■ **EXERCISE DETAILS**
Which lines below contain the word "cognome"? Copy each one.

■ **Component data from apps and pages**
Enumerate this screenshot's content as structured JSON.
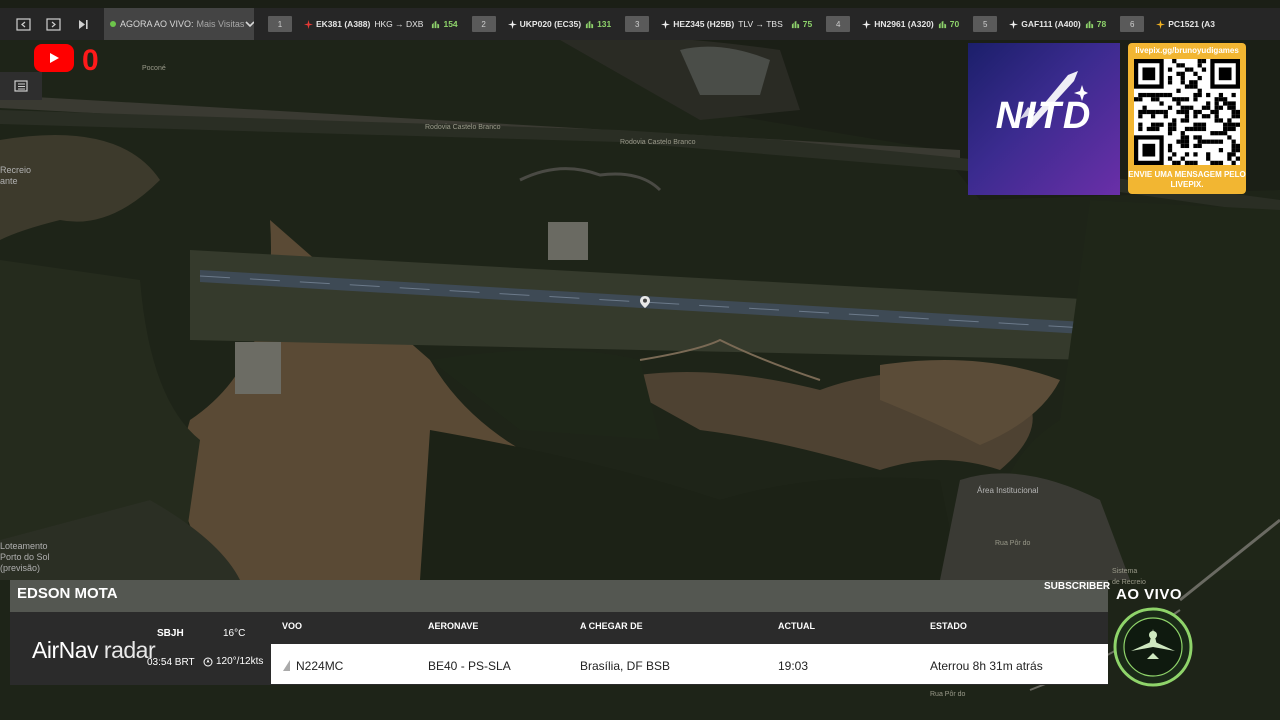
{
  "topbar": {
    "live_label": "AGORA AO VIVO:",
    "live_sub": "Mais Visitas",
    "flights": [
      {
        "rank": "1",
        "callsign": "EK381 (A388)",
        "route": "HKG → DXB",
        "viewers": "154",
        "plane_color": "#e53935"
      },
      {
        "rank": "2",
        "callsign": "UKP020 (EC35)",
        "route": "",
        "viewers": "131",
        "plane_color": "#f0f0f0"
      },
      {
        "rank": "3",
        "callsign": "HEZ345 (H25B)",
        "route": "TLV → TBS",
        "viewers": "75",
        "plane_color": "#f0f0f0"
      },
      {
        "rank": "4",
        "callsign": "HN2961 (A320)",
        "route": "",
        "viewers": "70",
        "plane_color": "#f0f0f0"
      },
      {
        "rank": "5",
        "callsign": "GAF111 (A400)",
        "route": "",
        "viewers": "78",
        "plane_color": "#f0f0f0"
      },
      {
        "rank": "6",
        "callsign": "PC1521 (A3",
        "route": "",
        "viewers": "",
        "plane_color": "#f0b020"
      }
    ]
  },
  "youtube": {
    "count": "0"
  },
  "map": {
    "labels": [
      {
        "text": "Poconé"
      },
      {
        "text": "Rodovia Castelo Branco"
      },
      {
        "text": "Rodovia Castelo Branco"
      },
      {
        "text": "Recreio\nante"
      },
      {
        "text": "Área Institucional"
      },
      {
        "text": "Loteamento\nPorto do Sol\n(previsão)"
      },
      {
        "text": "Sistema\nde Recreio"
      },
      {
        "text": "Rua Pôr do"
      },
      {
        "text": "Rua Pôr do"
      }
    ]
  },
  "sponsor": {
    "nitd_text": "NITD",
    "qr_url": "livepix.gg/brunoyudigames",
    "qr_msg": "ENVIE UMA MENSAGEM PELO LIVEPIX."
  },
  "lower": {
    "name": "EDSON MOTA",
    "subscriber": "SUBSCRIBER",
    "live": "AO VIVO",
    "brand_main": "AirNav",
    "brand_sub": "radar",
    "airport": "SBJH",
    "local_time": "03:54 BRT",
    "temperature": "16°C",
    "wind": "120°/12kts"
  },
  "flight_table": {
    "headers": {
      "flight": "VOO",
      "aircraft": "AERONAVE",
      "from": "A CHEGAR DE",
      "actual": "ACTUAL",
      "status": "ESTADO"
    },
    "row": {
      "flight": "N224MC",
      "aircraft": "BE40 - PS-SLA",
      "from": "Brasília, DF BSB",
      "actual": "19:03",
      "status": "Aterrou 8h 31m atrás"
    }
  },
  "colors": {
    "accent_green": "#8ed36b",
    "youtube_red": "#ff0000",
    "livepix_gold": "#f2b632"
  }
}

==

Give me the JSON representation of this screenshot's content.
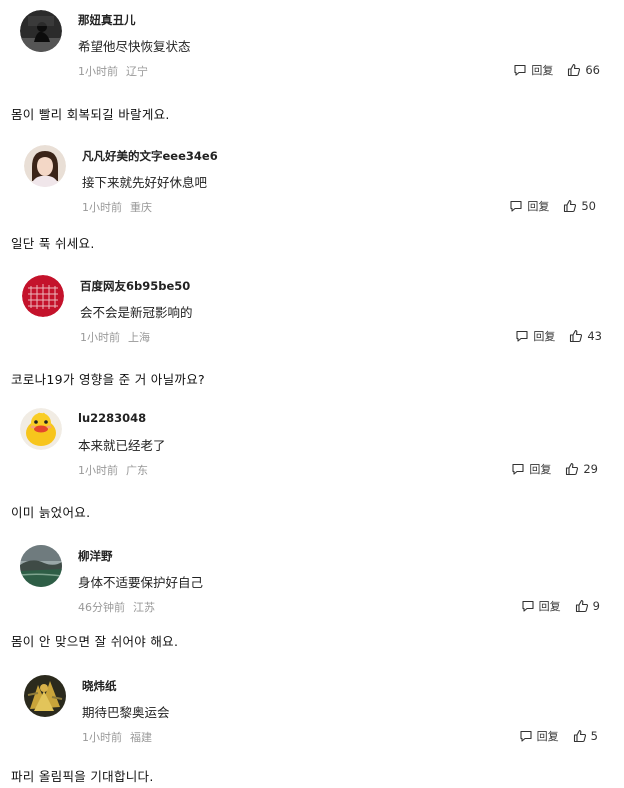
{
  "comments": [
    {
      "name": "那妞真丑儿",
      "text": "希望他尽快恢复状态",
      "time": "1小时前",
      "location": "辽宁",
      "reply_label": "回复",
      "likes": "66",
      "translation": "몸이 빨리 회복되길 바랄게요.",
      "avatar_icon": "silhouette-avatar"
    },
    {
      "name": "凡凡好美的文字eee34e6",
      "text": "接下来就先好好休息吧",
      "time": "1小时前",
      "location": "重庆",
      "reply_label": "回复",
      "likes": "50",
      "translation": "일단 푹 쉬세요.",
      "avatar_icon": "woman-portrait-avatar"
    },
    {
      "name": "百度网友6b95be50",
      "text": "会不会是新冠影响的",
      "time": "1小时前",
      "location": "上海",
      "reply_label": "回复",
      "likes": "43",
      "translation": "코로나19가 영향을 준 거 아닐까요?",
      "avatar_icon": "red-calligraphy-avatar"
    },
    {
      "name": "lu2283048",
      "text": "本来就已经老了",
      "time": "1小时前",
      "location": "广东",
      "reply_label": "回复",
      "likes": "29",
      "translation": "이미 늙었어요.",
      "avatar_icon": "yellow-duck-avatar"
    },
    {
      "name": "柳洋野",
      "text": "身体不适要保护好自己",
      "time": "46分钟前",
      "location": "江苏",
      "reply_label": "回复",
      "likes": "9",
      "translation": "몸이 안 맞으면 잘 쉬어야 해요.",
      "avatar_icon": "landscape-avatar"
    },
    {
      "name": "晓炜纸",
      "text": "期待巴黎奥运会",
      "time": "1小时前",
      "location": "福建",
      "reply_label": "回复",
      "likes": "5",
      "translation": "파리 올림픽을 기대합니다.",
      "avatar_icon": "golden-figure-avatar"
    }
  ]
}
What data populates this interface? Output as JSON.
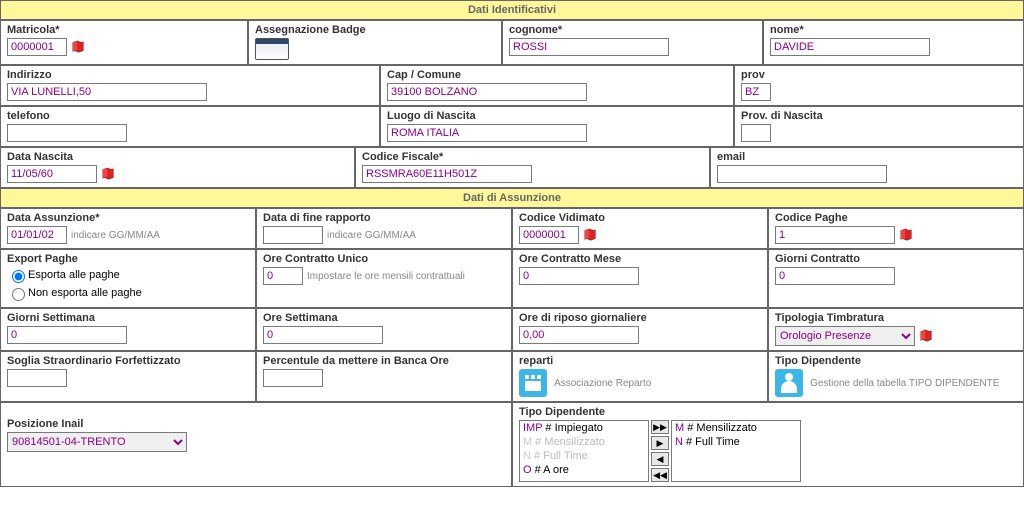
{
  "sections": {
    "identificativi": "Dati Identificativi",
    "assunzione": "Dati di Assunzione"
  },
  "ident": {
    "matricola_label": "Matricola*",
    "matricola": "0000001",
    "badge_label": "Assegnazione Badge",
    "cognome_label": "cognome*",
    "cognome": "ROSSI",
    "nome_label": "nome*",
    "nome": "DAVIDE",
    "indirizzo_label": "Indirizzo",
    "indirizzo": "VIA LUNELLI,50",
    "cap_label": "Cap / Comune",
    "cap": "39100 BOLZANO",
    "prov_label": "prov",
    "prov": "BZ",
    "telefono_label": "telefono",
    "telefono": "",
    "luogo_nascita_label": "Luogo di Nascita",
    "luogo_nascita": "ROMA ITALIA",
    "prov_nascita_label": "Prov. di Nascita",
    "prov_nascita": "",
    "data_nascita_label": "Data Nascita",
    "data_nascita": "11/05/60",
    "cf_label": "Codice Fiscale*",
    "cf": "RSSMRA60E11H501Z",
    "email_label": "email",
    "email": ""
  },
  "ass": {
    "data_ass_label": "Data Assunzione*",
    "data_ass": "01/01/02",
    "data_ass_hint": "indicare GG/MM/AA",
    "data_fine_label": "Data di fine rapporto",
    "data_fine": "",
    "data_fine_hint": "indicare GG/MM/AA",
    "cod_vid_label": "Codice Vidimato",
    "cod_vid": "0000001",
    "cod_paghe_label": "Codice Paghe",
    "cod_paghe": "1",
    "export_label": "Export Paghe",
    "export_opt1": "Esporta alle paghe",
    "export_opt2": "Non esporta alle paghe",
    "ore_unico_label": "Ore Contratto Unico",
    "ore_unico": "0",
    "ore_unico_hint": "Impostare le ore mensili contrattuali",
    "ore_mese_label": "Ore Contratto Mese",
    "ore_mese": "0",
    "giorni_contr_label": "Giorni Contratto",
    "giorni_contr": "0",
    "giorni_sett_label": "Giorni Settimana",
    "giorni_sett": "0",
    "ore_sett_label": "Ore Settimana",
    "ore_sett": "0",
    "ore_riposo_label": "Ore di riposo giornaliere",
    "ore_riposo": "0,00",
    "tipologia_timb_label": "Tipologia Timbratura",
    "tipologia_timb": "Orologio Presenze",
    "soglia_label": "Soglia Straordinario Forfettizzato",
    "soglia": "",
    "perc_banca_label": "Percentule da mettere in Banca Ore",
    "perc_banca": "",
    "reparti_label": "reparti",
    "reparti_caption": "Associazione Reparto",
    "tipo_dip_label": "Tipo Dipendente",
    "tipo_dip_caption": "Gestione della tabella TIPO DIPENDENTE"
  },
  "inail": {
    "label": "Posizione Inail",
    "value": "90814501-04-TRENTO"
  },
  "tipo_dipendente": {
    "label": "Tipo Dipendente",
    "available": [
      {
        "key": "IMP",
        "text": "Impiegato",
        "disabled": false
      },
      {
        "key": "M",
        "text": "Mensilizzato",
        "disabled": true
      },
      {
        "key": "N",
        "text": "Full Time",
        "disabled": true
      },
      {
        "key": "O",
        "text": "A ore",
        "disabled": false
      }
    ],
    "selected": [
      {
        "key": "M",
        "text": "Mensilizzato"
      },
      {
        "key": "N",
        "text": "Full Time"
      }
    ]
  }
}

■ **WRITTEN REPLY**
    "cognome_label": "cognome*",
    "cognome": "ROSSI",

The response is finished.